-------- EXERCISE MATERIALS --------
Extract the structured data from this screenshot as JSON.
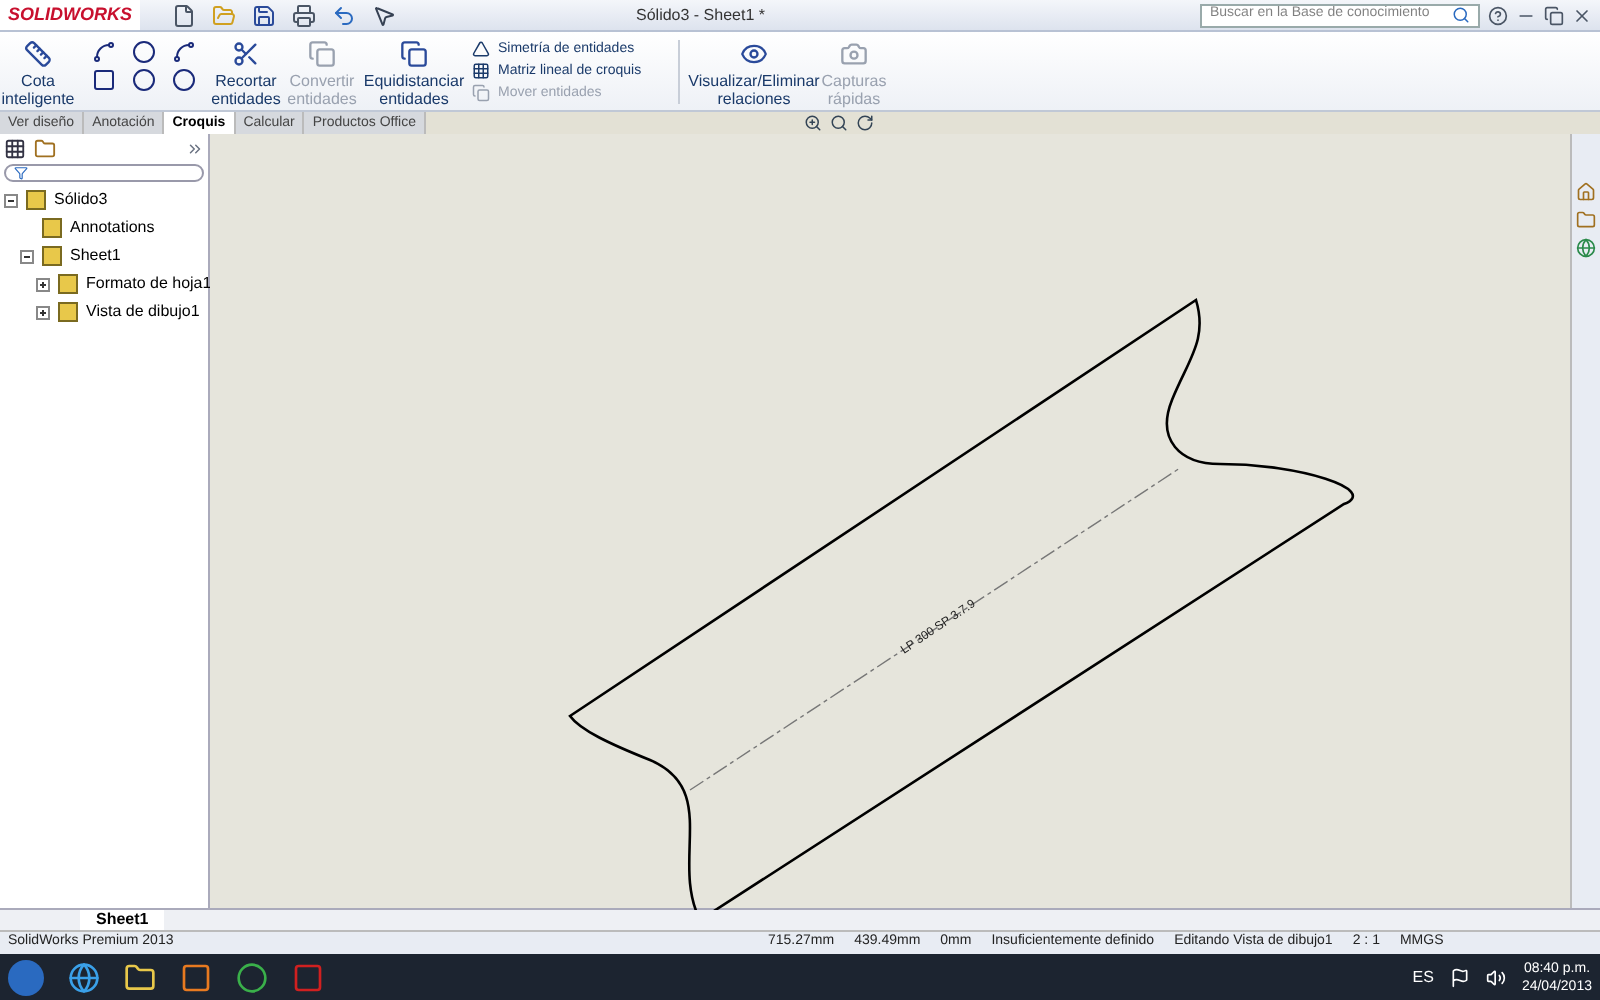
{
  "window": {
    "app": "SOLIDWORKS",
    "title": "Sólido3 - Sheet1 *",
    "search": {
      "placeholder": "Buscar en la Base de conocimiento"
    }
  },
  "ribbon": {
    "big_buttons": [
      {
        "label": "Cota inteligente",
        "disabled": false
      },
      {
        "label": "Recortar entidades",
        "disabled": false
      },
      {
        "label": "Convertir entidades",
        "disabled": true
      },
      {
        "label": "Equidistanciar entidades",
        "disabled": false
      }
    ],
    "list_items": [
      {
        "label": "Simetría de entidades",
        "disabled": false
      },
      {
        "label": "Matriz lineal de croquis",
        "disabled": false
      },
      {
        "label": "Mover entidades",
        "disabled": true
      }
    ],
    "more_buttons": [
      {
        "label": "Visualizar/Eliminar relaciones",
        "disabled": false
      },
      {
        "label": "Capturas rápidas",
        "disabled": true
      }
    ]
  },
  "tabs": [
    {
      "label": "Ver diseño",
      "selected": false
    },
    {
      "label": "Anotación",
      "selected": false
    },
    {
      "label": "Croquis",
      "selected": true
    },
    {
      "label": "Calcular",
      "selected": false
    },
    {
      "label": "Productos Office",
      "selected": false
    }
  ],
  "tree": [
    {
      "label": "Sólido3",
      "expanded": true,
      "children": [
        {
          "label": "Annotations"
        },
        {
          "label": "Sheet1",
          "expanded": true,
          "children": [
            {
              "label": "Formato de hoja1",
              "expanded": false
            },
            {
              "label": "Vista de dibujo1",
              "expanded": false
            }
          ]
        }
      ]
    }
  ],
  "drawing": {
    "dimension_label": "LP 300 SP 3.7.9"
  },
  "sheet_tabs": [
    {
      "label": "Sheet1",
      "selected": true
    }
  ],
  "status_bar": {
    "product": "SolidWorks Premium 2013",
    "items": [
      "715.27mm",
      "439.49mm",
      "0mm",
      "Insuficientemente definido",
      "Editando Vista de dibujo1",
      "2 : 1",
      "MMGS"
    ]
  },
  "taskbar": {
    "language": "ES",
    "time": "08:40 p.m.",
    "date": "24/04/2013"
  }
}
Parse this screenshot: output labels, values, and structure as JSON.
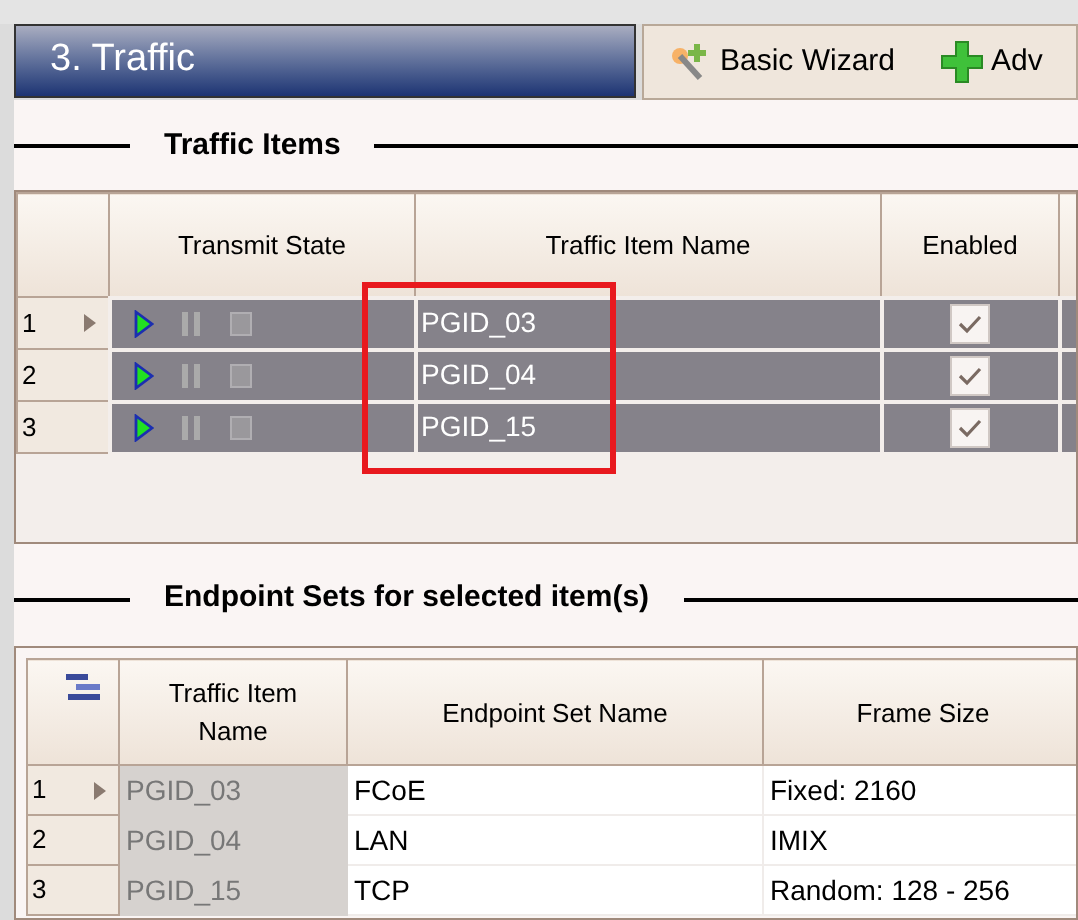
{
  "header": {
    "title": "3. Traffic"
  },
  "toolbar": [
    {
      "label": "Basic Wizard",
      "kind": "wand"
    },
    {
      "label": "Adv",
      "kind": "plus"
    }
  ],
  "traffic_items": {
    "heading": "Traffic Items",
    "columns": [
      "Transmit State",
      "Traffic Item Name",
      "Enabled"
    ],
    "rows": [
      {
        "number": "1",
        "current": true,
        "selected": true,
        "name": "PGID_03",
        "enabled": true
      },
      {
        "number": "2",
        "current": false,
        "selected": true,
        "name": "PGID_04",
        "enabled": true
      },
      {
        "number": "3",
        "current": false,
        "selected": true,
        "name": "PGID_15",
        "enabled": true
      }
    ]
  },
  "endpoint_sets": {
    "heading": "Endpoint Sets for selected item(s)",
    "columns": [
      "Traffic Item Name",
      "Endpoint Set Name",
      "Frame Size"
    ],
    "rows": [
      {
        "number": "1",
        "current": true,
        "traffic_item": "PGID_03",
        "endpoint_set": "FCoE",
        "frame_size": "Fixed: 2160"
      },
      {
        "number": "2",
        "current": false,
        "traffic_item": "PGID_04",
        "endpoint_set": "LAN",
        "frame_size": "IMIX"
      },
      {
        "number": "3",
        "current": false,
        "traffic_item": "PGID_15",
        "endpoint_set": "TCP",
        "frame_size": "Random: 128 - 256"
      }
    ]
  }
}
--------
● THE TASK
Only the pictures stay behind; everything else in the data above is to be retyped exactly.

● OUTPUT FOR THIS TASK
Extract the structured data from this screenshot as JSON.
{
  "window": {
    "app": "SOLIDWORKS",
    "title": "Sólido3 - Sheet1 *",
    "search": {
      "placeholder": "Buscar en la Base de conocimiento"
    }
  },
  "ribbon": {
    "big_buttons": [
      {
        "label": "Cota inteligente",
        "disabled": false
      },
      {
        "label": "Recortar entidades",
        "disabled": false
      },
      {
        "label": "Convertir entidades",
        "disabled": true
      },
      {
        "label": "Equidistanciar entidades",
        "disabled": false
      }
    ],
    "list_items": [
      {
        "label": "Simetría de entidades",
        "disabled": false
      },
      {
        "label": "Matriz lineal de croquis",
        "disabled": false
      },
      {
        "label": "Mover entidades",
        "disabled": true
      }
    ],
    "more_buttons": [
      {
        "label": "Visualizar/Eliminar relaciones",
        "disabled": false
      },
      {
        "label": "Capturas rápidas",
        "disabled": true
      }
    ]
  },
  "tabs": [
    {
      "label": "Ver diseño",
      "selected": false
    },
    {
      "label": "Anotación",
      "selected": false
    },
    {
      "label": "Croquis",
      "selected": true
    },
    {
      "label": "Calcular",
      "selected": false
    },
    {
      "label": "Productos Office",
      "selected": false
    }
  ],
  "tree": [
    {
      "label": "Sólido3",
      "expanded": true,
      "children": [
        {
          "label": "Annotations"
        },
        {
          "label": "Sheet1",
          "expanded": true,
          "children": [
            {
              "label": "Formato de hoja1",
              "expanded": false
            },
            {
              "label": "Vista de dibujo1",
              "expanded": false
            }
          ]
        }
      ]
    }
  ],
  "drawing": {
    "dimension_label": "LP 300 SP 3.7.9"
  },
  "sheet_tabs": [
    {
      "label": "Sheet1",
      "selected": true
    }
  ],
  "status_bar": {
    "product": "SolidWorks Premium 2013",
    "items": [
      "715.27mm",
      "439.49mm",
      "0mm",
      "Insuficientemente definido",
      "Editando Vista de dibujo1",
      "2 : 1",
      "MMGS"
    ]
  },
  "taskbar": {
    "language": "ES",
    "time": "08:40 p.m.",
    "date": "24/04/2013"
  }
}
Parse this screenshot: output labels, values, and structure as JSON.
{
  "header": {
    "title": "3. Traffic"
  },
  "toolbar": [
    {
      "label": "Basic Wizard",
      "kind": "wand"
    },
    {
      "label": "Adv",
      "kind": "plus"
    }
  ],
  "traffic_items": {
    "heading": "Traffic Items",
    "columns": [
      "Transmit State",
      "Traffic Item Name",
      "Enabled"
    ],
    "rows": [
      {
        "number": "1",
        "current": true,
        "selected": true,
        "name": "PGID_03",
        "enabled": true
      },
      {
        "number": "2",
        "current": false,
        "selected": true,
        "name": "PGID_04",
        "enabled": true
      },
      {
        "number": "3",
        "current": false,
        "selected": true,
        "name": "PGID_15",
        "enabled": true
      }
    ]
  },
  "endpoint_sets": {
    "heading": "Endpoint Sets for selected item(s)",
    "columns": [
      "Traffic Item Name",
      "Endpoint Set Name",
      "Frame Size"
    ],
    "rows": [
      {
        "number": "1",
        "current": true,
        "traffic_item": "PGID_03",
        "endpoint_set": "FCoE",
        "frame_size": "Fixed: 2160"
      },
      {
        "number": "2",
        "current": false,
        "traffic_item": "PGID_04",
        "endpoint_set": "LAN",
        "frame_size": "IMIX"
      },
      {
        "number": "3",
        "current": false,
        "traffic_item": "PGID_15",
        "endpoint_set": "TCP",
        "frame_size": "Random: 128 - 256"
      }
    ]
  }
}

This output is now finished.